Tuesday, October 18, 2011

Lift Up Your Heads!

“Lift Up Your Heads!”  2011
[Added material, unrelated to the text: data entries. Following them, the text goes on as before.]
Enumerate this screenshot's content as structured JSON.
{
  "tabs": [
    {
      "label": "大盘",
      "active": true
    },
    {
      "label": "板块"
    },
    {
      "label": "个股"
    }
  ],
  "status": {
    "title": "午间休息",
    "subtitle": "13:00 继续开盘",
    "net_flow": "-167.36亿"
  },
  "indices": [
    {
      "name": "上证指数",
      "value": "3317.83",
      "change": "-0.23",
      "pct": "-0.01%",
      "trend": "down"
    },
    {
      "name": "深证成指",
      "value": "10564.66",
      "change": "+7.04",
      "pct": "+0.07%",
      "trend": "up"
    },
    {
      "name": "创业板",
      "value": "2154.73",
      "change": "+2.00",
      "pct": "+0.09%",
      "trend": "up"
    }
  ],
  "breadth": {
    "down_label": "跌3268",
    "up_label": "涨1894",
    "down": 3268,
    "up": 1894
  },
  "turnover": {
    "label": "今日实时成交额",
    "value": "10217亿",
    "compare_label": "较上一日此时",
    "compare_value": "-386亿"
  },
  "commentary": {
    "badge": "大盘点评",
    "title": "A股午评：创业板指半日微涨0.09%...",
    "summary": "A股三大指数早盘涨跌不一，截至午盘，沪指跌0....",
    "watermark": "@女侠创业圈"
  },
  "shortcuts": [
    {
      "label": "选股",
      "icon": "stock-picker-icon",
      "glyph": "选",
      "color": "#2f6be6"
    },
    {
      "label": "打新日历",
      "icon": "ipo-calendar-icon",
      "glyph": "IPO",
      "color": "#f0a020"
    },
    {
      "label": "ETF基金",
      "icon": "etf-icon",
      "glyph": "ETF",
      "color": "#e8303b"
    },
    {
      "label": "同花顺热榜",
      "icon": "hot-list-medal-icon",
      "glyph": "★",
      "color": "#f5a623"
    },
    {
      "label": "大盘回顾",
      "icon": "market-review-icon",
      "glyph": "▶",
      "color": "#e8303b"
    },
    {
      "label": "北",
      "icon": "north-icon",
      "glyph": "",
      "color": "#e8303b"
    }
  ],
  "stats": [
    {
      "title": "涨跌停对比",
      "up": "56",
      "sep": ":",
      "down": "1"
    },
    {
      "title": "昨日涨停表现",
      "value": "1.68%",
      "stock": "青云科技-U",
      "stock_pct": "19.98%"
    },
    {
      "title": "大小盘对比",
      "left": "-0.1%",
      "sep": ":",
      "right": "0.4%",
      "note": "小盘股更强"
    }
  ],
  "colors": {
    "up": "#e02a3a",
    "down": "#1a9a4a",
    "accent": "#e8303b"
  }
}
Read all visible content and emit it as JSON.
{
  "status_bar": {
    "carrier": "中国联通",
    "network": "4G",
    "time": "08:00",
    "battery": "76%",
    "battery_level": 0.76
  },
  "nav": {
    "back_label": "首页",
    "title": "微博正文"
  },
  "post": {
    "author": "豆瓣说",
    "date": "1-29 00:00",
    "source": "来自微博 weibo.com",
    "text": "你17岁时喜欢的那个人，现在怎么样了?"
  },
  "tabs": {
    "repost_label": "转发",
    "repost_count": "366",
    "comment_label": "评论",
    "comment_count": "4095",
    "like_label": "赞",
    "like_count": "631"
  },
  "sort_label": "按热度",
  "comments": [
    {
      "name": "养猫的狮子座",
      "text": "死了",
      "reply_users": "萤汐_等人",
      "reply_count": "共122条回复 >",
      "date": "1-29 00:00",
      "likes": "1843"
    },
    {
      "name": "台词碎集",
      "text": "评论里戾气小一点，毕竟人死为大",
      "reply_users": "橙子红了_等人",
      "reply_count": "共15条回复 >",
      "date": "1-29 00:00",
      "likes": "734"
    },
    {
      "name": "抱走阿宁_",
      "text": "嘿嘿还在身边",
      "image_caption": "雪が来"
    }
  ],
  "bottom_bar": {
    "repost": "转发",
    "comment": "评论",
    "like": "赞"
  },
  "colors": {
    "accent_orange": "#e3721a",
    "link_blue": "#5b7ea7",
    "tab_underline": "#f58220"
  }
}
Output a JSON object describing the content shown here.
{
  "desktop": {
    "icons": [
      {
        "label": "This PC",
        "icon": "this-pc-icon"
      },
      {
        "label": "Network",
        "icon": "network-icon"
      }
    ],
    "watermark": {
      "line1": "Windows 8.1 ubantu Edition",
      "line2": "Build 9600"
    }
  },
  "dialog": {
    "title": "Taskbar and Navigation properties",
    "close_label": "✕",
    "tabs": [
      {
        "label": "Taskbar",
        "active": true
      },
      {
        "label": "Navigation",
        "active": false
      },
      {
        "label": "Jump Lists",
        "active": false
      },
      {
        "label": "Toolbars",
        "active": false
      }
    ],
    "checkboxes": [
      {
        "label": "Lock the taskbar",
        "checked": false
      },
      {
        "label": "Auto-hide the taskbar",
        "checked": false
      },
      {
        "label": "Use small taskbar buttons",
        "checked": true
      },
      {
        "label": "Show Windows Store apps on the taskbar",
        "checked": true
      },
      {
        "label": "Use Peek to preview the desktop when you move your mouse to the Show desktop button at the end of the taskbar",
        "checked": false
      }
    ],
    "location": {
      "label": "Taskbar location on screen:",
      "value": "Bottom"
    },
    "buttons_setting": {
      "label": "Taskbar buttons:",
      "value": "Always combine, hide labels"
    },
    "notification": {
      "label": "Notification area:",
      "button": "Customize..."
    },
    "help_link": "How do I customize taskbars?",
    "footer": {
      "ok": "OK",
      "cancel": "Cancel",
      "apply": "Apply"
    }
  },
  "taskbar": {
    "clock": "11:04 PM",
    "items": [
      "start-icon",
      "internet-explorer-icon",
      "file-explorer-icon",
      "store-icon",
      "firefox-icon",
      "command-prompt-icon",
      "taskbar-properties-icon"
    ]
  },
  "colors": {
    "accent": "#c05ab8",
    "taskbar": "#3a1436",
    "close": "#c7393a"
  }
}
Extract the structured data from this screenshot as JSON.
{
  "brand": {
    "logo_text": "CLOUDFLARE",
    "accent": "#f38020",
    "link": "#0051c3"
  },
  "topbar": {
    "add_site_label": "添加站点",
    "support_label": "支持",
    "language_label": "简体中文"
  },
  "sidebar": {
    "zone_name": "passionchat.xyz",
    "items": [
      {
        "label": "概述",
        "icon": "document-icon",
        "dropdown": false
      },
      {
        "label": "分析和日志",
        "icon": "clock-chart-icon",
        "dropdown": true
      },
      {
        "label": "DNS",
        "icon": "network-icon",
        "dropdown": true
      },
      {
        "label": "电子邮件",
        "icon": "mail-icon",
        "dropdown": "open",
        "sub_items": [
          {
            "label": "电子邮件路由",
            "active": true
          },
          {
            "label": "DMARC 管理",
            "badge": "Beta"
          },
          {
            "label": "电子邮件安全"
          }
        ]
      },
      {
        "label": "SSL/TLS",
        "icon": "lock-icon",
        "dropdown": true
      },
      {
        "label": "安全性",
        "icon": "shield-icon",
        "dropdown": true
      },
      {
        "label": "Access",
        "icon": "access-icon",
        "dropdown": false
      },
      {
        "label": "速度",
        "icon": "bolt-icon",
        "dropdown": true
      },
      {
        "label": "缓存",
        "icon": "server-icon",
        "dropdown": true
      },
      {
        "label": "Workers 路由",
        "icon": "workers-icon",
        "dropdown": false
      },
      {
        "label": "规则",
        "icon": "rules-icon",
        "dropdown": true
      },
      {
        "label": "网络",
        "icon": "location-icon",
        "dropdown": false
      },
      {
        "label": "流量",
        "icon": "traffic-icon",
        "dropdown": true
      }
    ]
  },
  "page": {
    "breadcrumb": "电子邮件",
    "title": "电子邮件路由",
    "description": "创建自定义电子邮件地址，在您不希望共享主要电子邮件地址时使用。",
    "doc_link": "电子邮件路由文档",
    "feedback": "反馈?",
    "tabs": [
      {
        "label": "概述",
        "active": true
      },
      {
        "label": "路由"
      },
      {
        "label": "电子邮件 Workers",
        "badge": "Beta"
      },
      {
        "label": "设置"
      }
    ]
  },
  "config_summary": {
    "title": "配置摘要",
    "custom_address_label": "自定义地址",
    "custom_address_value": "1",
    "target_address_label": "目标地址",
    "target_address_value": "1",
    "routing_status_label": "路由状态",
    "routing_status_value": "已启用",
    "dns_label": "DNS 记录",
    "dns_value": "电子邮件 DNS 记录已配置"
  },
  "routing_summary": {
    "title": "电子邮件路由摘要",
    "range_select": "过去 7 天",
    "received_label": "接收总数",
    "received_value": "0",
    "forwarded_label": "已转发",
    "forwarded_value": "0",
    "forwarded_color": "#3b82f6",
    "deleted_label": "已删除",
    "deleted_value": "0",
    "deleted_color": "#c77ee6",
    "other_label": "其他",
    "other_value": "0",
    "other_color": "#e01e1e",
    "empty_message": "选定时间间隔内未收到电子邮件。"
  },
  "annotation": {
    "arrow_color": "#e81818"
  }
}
I’m pretty sure the Reverend Randolph Weber had something different in mind when he titled this sermon, something more spiritually inclined, to be sure. But for me, lifting up your head is one of the best bits of advice any photographer can remember. There’s just so much to see above eye level.
In November of 2001, I was asked to make a presentation to the department heads of my city government, an audience that numbered well over a hundred by the time you included the senior managers. It took place on a Friday morning. After the presentation, my wife and I joined friends who owned their own airplane for a flight up to New York City. While everyone else was getting settled into our hotel, I went for a walk around Midtown Manhattan.
I don’t know how it is with you. I’ve interviewed so many thousands of people in course of my professional work that when I visit a big city I feel like I recognize half the people I see. Of course, most of the people I pass on the street are indeed complete strangers. But when you’ve been amassing this backlog of faces in your mind it’s only natural that you look at people and feel like you know them.
As I walked along Central Park South that afternoon, I passed a man whose appearance caught me a little off guard. He wasn’t a celebrity and I couldn’t figure out any reason I should know him. Yet he was strangely familiar. We both looked at each other with the same puzzled glance, but said nothing and continued on our respective ways.
We had a delightful weekend in Manhattan with our friends. On Sunday morning we decided to split up. My wife wanted to visit Ground Zero, which at that time was still emitting smoke and heat. Our friends went off to church at the Fifth Avenue Presbyterian Church. It seems the Reverend Weber was a prep school buddy of our friend.
While in church they had an experience like mine. They noticed that the couple sitting next to them in the pew were very familiar looking. After the service was over and people were leaving the church, our friends intercepted the couple and apologized for staring at them through the service. It turns out there was reason for them to have recognized the other couple because they are all members of the same Presbyterian church in Virginia Beach.
It turned out we had all arrived in New York on the same afternoon and were staying at the same little hotel. The kicker of the conversation between our friends and the other couple is that as our friends related that they, too, were in New York with another couple, the husband in the other couple said, “And I’ll bet you’re here with Chris Bonney. I passed him on the street Friday afternoon and he didn’t say a word!”
As it turned out, not only was this guy a fellow parishioner at our friends’ church, but he is also one of my sister’s older friends and, to complete the coincidence trifecta, he’s also the guy who’d been in charge of the presentation I’d made the morning before we left home for New York.
It’s a small world. Life up your heads or you might miss something.


  1. Although, not on as grand a coincidence scale, this incident was equally interesting. As you know, I had that pesky prostate problem back in the mid 90's and had a fabulous urologist named Donald Lynch. I also had an Aunt & Uncle on my fathers side who spent most of their life in Ocean View under the water tower on Marlowe Ave. Turns out my Aunt Margie (my fathers sister) passed away in the early 2000's and her funeral was held somewhere on Tidewater Drive. There was only a smattering of people there as they were old and were some of the last to go in their circle of friends. At the conclusion of the service, a man stood up two rows in front of me looking vaguely familiar. As he turned around, I recognized Dr. Lynch among the 20 or so people and was stunned as I asked how he knew my Aunt Margie. Turns out, he was a short wave/ham radio enthusiast as was Margie's husband Heywood and they had been conversing for years via morse code. Small world after all.

  2. Ha! I think it's when someone is "out of context," we don't always make that connection. How serendipitous.